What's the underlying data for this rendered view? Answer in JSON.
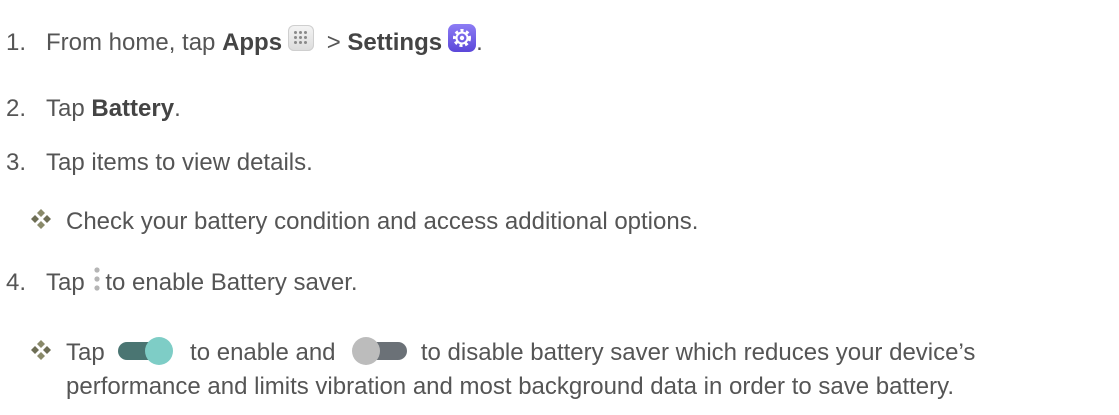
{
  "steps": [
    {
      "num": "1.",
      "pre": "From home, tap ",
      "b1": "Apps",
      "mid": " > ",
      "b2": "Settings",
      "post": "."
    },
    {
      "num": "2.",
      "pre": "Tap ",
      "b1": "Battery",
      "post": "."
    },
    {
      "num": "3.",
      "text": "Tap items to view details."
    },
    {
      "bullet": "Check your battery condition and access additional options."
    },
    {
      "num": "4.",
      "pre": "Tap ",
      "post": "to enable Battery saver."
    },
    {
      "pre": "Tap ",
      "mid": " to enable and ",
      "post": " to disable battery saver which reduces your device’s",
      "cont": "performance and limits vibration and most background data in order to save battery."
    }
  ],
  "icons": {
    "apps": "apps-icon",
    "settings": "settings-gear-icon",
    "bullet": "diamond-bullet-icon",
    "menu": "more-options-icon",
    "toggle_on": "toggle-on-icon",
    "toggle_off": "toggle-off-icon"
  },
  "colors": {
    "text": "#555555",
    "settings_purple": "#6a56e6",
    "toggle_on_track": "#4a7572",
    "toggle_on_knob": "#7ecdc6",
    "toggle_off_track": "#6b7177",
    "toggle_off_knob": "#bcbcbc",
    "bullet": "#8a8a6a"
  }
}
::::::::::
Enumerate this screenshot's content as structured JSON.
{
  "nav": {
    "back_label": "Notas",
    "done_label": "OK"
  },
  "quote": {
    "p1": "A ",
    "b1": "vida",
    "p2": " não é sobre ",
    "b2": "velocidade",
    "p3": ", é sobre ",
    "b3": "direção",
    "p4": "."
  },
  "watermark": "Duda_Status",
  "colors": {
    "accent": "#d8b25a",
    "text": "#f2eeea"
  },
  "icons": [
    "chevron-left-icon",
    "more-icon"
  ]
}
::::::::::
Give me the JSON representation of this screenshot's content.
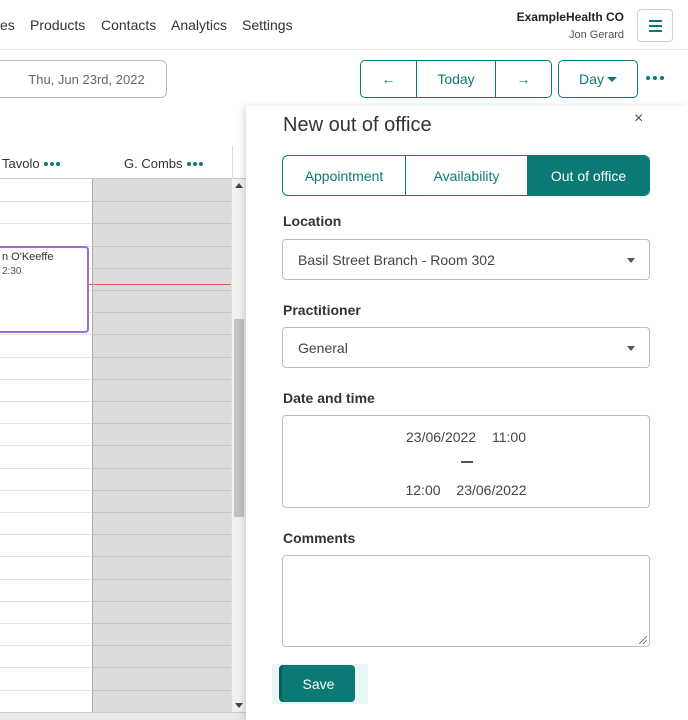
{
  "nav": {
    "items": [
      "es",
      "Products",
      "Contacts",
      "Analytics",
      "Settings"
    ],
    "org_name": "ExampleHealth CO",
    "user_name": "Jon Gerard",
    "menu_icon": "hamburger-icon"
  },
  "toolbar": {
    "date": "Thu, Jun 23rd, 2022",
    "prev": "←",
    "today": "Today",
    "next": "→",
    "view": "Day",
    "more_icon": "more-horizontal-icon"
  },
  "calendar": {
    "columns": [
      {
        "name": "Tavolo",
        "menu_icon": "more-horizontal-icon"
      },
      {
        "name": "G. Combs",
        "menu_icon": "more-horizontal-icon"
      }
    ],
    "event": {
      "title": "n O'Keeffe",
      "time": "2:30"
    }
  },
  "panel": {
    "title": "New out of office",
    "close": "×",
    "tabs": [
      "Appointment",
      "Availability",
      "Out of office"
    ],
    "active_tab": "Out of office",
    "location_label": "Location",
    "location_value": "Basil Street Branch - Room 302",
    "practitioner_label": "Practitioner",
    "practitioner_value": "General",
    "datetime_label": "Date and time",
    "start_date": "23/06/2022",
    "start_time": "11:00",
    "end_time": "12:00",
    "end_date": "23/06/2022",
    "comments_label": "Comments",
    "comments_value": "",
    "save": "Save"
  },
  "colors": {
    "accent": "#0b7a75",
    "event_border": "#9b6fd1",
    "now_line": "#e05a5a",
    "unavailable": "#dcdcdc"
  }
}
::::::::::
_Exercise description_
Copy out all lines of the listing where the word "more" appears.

_Exercise answer_
    "menu": "more-options-icon",
    "more-icon"
    "more_icon": "more-horizontal-icon"
        "menu_icon": "more-horizontal-icon"
        "menu_icon": "more-horizontal-icon"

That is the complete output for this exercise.